THE TASK -
Every line below that carries the word "icon" needs to be copied.

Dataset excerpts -
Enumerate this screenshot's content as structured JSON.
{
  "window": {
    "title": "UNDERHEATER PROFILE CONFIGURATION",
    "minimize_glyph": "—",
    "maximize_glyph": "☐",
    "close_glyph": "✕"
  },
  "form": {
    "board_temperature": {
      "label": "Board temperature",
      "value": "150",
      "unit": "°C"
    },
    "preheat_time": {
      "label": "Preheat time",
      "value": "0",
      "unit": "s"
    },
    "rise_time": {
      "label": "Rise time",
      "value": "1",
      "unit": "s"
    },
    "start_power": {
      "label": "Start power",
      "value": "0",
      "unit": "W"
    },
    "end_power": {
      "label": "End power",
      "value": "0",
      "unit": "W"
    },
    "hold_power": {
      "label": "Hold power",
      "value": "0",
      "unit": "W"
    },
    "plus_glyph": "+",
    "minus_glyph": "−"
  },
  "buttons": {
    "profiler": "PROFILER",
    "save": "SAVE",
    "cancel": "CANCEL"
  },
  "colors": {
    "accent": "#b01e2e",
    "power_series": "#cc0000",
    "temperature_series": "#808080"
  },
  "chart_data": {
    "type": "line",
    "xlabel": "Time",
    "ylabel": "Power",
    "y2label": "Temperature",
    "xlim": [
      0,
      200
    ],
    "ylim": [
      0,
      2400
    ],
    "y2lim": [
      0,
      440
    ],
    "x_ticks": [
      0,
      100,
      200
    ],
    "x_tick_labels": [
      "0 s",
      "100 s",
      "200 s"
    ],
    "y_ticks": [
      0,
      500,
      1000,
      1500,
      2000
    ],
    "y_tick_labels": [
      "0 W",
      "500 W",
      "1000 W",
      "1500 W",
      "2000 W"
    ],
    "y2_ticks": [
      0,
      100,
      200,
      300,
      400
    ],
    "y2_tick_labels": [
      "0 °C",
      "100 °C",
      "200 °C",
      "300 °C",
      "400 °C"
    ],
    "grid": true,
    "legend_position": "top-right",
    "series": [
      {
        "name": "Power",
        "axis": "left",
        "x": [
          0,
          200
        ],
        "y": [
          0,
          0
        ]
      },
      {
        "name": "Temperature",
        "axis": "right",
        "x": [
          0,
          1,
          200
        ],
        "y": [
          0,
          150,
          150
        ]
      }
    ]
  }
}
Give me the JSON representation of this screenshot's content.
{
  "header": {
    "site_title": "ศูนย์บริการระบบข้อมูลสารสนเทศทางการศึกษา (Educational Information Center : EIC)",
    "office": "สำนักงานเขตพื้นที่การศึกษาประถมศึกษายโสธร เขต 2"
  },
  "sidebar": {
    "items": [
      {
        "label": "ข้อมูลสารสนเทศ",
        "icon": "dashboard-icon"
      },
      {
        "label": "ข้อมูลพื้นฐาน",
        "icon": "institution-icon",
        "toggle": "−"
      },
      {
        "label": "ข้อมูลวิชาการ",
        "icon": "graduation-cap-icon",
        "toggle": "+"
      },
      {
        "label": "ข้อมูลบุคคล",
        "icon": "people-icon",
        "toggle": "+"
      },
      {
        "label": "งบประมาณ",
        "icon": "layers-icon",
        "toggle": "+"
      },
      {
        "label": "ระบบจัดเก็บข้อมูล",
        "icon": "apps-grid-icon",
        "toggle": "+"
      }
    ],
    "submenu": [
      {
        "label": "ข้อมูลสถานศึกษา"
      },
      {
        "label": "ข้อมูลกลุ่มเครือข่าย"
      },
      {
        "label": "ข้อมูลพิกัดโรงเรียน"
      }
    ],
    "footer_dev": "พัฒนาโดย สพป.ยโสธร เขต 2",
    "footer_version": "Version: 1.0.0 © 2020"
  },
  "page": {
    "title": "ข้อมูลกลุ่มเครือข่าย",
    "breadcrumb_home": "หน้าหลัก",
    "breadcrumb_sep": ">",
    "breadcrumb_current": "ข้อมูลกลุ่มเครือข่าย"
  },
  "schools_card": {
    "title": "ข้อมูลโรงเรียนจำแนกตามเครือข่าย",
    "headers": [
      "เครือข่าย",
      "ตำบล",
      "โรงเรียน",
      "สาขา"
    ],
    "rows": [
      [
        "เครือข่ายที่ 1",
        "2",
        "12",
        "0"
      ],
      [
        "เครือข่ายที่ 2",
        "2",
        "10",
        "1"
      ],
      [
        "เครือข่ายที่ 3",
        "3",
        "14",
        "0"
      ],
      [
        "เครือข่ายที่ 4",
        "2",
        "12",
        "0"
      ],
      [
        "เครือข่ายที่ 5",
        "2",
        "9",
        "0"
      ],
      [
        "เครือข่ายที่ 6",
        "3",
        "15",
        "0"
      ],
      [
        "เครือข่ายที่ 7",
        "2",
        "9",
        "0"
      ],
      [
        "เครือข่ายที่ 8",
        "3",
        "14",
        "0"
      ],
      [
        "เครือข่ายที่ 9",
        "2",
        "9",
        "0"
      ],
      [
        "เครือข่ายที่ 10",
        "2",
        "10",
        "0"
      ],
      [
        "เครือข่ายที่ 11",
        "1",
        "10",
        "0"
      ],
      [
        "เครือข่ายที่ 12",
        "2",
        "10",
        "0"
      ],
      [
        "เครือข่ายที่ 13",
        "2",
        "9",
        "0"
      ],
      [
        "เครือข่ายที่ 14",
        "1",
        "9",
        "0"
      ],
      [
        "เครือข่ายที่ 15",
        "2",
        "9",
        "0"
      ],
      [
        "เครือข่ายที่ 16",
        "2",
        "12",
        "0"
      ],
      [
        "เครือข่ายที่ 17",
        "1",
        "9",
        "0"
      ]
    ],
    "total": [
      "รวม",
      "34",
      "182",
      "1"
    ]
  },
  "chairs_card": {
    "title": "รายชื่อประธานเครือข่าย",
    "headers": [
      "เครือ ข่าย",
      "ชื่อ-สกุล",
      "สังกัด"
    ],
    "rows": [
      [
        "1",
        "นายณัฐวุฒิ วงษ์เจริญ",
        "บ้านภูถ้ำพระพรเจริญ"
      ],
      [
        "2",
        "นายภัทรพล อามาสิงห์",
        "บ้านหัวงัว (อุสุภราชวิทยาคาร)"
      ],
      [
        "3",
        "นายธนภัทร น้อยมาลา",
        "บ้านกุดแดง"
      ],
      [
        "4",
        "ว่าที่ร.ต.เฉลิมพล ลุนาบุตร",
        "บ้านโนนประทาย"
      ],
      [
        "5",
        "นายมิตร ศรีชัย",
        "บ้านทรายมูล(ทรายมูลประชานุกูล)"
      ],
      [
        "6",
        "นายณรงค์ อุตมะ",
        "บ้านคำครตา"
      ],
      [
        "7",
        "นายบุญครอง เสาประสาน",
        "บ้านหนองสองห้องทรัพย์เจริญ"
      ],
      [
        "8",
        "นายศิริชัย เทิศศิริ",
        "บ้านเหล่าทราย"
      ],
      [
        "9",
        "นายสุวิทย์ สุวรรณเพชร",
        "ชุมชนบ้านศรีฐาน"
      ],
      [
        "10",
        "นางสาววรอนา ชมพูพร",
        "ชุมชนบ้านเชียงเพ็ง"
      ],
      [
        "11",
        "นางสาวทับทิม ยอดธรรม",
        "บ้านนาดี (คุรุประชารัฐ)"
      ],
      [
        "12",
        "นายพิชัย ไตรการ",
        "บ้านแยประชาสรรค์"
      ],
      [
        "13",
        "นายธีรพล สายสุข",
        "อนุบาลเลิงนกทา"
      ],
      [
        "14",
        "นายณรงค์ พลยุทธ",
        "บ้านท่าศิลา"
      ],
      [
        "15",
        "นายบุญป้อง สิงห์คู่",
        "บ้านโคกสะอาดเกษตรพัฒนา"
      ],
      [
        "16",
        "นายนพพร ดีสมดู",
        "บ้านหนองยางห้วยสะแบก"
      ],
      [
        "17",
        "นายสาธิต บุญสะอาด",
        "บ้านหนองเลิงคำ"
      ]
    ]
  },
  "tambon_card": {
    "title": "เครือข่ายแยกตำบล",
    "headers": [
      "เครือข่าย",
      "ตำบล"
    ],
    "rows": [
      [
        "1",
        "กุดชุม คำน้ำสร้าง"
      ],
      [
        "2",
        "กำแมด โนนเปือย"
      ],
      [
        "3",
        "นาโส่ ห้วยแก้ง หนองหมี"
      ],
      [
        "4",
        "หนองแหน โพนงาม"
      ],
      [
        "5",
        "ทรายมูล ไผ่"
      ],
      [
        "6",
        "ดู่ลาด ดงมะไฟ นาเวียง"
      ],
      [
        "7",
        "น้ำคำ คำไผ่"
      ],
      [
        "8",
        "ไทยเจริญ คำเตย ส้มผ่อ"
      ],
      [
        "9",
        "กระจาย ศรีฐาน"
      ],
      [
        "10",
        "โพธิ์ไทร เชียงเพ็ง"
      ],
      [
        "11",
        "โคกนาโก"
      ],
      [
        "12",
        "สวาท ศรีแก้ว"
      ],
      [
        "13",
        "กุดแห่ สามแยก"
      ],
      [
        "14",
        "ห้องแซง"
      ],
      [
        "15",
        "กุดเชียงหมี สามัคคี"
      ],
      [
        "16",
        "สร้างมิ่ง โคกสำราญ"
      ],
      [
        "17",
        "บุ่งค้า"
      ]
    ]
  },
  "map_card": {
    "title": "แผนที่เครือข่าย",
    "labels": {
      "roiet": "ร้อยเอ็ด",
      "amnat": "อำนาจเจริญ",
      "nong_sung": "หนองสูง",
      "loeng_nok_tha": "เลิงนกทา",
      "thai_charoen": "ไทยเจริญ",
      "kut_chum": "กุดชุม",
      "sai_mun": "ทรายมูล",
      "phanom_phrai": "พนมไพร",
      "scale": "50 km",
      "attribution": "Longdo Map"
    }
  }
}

WRITTEN RESPONSE -
        "icon": "dashboard-icon"
        "icon": "institution-icon",
        "icon": "graduation-cap-icon",
        "icon": "people-icon",
        "icon": "layers-icon",
        "icon": "apps-grid-icon",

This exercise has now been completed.